A light-emitting diode (LED) is a semiconductor element with two terminals, anode and cathode, and unidirectional current flow (from anode to cathode). In order to turn on an LED, a voltage of the correct polarity must be applied to it and thereby ensure the flow of electric current in the required direction.
In Fig. Figure 1 shows the current-voltage characteristic (VAC) I(V). This dependence is exponential. Judging by this I(V) relationship, each voltage value will correspond to a certain amount of current that flows through the LED. The brightness of the LED depends on this, since the higher the voltage, the higher the current value.
Connecting an LED to a power source without limiting circuits is unacceptable, as this may lead to LED burnout.
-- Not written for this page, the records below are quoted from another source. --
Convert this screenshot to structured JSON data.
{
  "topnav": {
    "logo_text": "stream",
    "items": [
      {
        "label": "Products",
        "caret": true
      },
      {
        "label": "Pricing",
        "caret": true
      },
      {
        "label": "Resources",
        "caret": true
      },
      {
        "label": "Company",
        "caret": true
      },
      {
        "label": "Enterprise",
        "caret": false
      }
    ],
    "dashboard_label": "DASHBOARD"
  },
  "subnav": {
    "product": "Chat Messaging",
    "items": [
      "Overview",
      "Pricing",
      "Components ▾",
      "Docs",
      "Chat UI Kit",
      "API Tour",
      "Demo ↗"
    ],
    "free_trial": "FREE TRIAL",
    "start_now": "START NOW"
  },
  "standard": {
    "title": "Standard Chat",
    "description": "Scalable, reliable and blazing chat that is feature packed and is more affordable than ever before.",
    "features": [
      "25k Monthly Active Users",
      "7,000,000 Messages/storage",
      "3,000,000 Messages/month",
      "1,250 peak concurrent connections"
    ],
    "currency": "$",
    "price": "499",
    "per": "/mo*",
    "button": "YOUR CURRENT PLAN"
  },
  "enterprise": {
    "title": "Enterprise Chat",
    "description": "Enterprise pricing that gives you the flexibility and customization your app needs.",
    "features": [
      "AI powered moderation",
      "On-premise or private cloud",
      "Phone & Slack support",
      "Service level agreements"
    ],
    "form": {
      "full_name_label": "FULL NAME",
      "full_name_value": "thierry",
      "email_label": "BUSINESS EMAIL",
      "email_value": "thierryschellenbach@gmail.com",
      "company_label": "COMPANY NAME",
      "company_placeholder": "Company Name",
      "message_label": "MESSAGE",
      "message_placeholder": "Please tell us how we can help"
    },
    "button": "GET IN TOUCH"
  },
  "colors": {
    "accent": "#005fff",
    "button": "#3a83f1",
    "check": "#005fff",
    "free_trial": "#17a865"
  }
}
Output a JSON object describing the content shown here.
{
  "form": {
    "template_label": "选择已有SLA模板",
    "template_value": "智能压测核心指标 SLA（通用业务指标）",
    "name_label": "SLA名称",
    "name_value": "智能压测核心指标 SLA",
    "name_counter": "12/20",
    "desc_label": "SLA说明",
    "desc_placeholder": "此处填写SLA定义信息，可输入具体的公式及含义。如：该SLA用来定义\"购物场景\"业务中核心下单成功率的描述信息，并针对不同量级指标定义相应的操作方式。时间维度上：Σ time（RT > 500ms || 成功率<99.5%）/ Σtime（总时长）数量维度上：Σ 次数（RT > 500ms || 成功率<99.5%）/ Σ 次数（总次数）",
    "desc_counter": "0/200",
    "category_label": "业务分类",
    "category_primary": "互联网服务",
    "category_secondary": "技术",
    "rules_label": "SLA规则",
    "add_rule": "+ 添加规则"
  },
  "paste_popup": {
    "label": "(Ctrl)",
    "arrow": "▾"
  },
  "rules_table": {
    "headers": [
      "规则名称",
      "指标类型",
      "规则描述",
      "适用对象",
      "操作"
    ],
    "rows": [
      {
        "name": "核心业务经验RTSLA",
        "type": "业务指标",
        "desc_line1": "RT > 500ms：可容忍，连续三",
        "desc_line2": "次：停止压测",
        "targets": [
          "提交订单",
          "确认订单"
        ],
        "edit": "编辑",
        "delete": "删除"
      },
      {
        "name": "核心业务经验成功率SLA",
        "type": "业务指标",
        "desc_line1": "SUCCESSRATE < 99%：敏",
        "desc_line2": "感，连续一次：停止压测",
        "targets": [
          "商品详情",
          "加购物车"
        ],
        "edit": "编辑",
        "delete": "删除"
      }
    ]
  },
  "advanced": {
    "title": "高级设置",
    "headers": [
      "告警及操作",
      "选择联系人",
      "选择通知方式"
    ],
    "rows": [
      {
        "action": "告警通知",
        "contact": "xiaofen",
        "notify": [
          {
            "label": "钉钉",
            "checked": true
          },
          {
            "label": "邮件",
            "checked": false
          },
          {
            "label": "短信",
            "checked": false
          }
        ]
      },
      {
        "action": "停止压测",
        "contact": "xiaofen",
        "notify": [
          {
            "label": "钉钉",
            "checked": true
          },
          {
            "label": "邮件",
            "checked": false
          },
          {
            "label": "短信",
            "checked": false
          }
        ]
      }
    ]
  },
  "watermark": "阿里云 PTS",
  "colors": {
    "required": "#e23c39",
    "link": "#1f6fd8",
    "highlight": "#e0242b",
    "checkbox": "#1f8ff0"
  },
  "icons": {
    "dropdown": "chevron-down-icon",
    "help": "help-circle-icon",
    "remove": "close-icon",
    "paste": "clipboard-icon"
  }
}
For each type of LED, the rated current (Io) is indicated.
LEDs are divided into indicator and lighting. Indicator LEDs appeared much earlier than lighting ones and are characterized by lower power compared to lighting. Indicator LEDs are shown in Fig. 2.
LED lighting fixtures are often produced using SMD technology. The most popular led in light fixtures are the following LED sizes:
An example of a typical 5730 lighting LED - both sides - is shown in Figure 3. For size comparison, there is a 1 cent coin nearby.
SMD LED type 5730 – powerful LEDs with direct voltage up to 3V and current up to 150mA. The luminous flux intensity varies from 40 Lm to 50 Lm. The materials of the light-emitting crystal are Indium (In), Gallium (Ga) and Nitrogen (N). The use of additives and different production technologies makes it possible to obtain different shades of white light: pure white and warm white. The housing of SMD 5730 LEDs is made of heat-resistant plastic, the dispersion lens is transparent, filled with epoxy resin. A distinctive feature of the presented LEDs is a large heat-dissipating substrate, which ensures good heat dissipation. Size 5730 indicates the overall dimensions of the LED - 5.7 x 3.0 mm. LEDs are mounted on the surface using SMD technology (Surface Mounted Device) using group soldering or using a hot-air soldering station. The reflow process is recommended to be carried out in compliance with the time-temperature conditions of soldering. The cathode pin of the 5730 chip LEDs is visually determined by a small cut off the corner of the housing. The operating temperature of the environment is no more than +85°C, the reduced operating temperature is not lower than -40°C. Power losses do not exceed 612 mW. Wide beam angle – 120 degrees.
To power LEDs, specialized devices called LED Drivers are used.